A quick cut to the end of his sentence and Amine is keen to retrieve his stash, when he arrives at the place, however, he finds not the isolated spot that he remembers but a prettily painted mausoleum to an "Unknown Saint", which has also led to a nearby village springing up to service passing pilgrims. With worshippers coming to take the waters by day and a guard (Abdelghani Kitab) and his dog patrolling at night, getting the swag back looks increasingly difficult and results in Amine and his accomplice The Brain (Salah Bensalah) taking lodgings in the village, which comes fully equipped with additional absurd characters.
Among them is a newly arrived doctor (Anas El Baz), who soon realises his surgery is only a "hangout place" for ladies, who if they are really ill would rather put their faith in that saint on the hill, and his male nurse (Hassan Ben Bdida), who staves off the boredom with rubbing alcohol and weed in between handing out the same yellow packs of tablets to all-comers. Offering a touch of added pathos are Hassan (Bouchaib Essamak) and his father Brahim (Mohamed Naimane), the younger man trying to get the older one to move but facing an uphill struggle in the face of his dad's faith that rain will come - despite the fact there hasn't been any for 10 years.
The situation is ripe with ridiculousness, but Aljem shows a lot of restraint. His scenes are shot in a spare way, with minimal clutter and he's happy to wait for a joke to pay off. The satire is light and aimed at people rather than religion, pointing out the absurd way in which faith and superstitions can be quickly adopted in such a wholehearted manner it's hard not to be drawn into it even if you think it's hokum.

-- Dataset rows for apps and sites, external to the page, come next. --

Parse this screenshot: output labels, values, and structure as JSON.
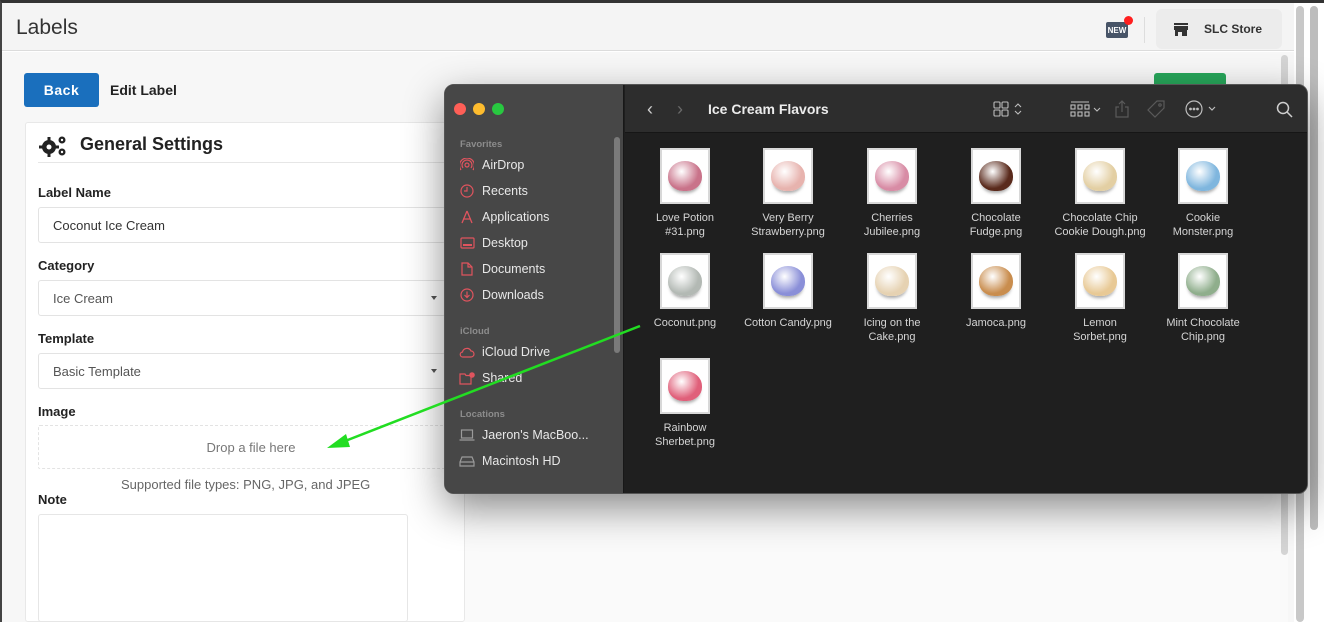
{
  "app": {
    "title": "Labels",
    "new_badge": "NEW",
    "store_label": "SLC Store"
  },
  "toolbar": {
    "back_label": "Back",
    "page_heading": "Edit Label"
  },
  "form": {
    "section_title": "General Settings",
    "label_name": {
      "label": "Label Name",
      "value": "Coconut Ice Cream"
    },
    "category": {
      "label": "Category",
      "value": "Ice Cream"
    },
    "template": {
      "label": "Template",
      "value": "Basic Template"
    },
    "image": {
      "label": "Image",
      "drop_text": "Drop a file here",
      "supported": "Supported file types: PNG, JPG, and JPEG"
    },
    "note": {
      "label": "Note",
      "value": ""
    }
  },
  "finder": {
    "folder_title": "Ice Cream Flavors",
    "sidebar": {
      "sections": [
        {
          "title": "Favorites",
          "items": [
            {
              "label": "AirDrop",
              "icon": "airdrop-icon"
            },
            {
              "label": "Recents",
              "icon": "clock-icon"
            },
            {
              "label": "Applications",
              "icon": "applications-icon"
            },
            {
              "label": "Desktop",
              "icon": "desktop-icon"
            },
            {
              "label": "Documents",
              "icon": "document-icon"
            },
            {
              "label": "Downloads",
              "icon": "download-icon"
            }
          ]
        },
        {
          "title": "iCloud",
          "items": [
            {
              "label": "iCloud Drive",
              "icon": "cloud-icon"
            },
            {
              "label": "Shared",
              "icon": "shared-folder-icon"
            }
          ]
        },
        {
          "title": "Locations",
          "items": [
            {
              "label": "Jaeron's MacBoo...",
              "icon": "laptop-icon"
            },
            {
              "label": "Macintosh HD",
              "icon": "disk-icon"
            }
          ]
        }
      ]
    },
    "files": [
      {
        "name": "Love Potion\n#31.png",
        "color": "#c9738a"
      },
      {
        "name": "Very Berry\nStrawberry.png",
        "color": "#e7b3ae"
      },
      {
        "name": "Cherries\nJubilee.png",
        "color": "#d88ca5"
      },
      {
        "name": "Chocolate\nFudge.png",
        "color": "#5a2a1c"
      },
      {
        "name": "Chocolate Chip\nCookie Dough.png",
        "color": "#e3cfa3"
      },
      {
        "name": "Cookie\nMonster.png",
        "color": "#7fb6de"
      },
      {
        "name": "Coconut.png",
        "color": "#b3b9b4"
      },
      {
        "name": "Cotton Candy.png",
        "color": "#8a8fd8"
      },
      {
        "name": "Icing on the\nCake.png",
        "color": "#e6d2b2"
      },
      {
        "name": "Jamoca.png",
        "color": "#c98d4e"
      },
      {
        "name": "Lemon\nSorbet.png",
        "color": "#e8c995"
      },
      {
        "name": "Mint Chocolate\nChip.png",
        "color": "#8fae8c"
      },
      {
        "name": "Rainbow\nSherbet.png",
        "color": "#e0607a"
      }
    ]
  },
  "annotation": {
    "arrow_color": "#22dd22"
  }
}
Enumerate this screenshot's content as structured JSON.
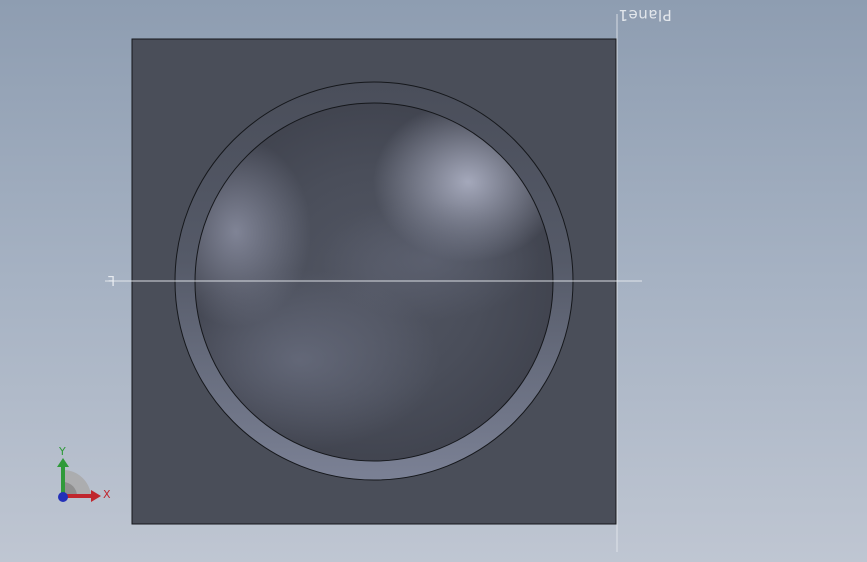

There is some predictability here - and, indeed, knowing where certain things are going ahead of time is a deliberate part of the fun - but Aljem keeps his powder dry on a few suprises.
The writer/director spent time developing the script at the Sundance labs and the film could easily slot in with that festival's American regulars, although it features a refreshing mix of universal and more regional, but understandable, gags - such as when the doctor asks his nurse: "Why are you wearing black?" only to receive the answer: "I'm Shiite". The spare scoring from Amine Bouhafa also has a whisper of the Old West about it, perfectly matching the dusty backdrop.
The film plays out like a modern-day fable, focused on the follies of men and the laws of unintended consequences, and its generosity to its characters, however dimwitted they may be, makes a welcome change from the more acidly cynical tone films like this often adopt.Reviewed on: 16 May 2019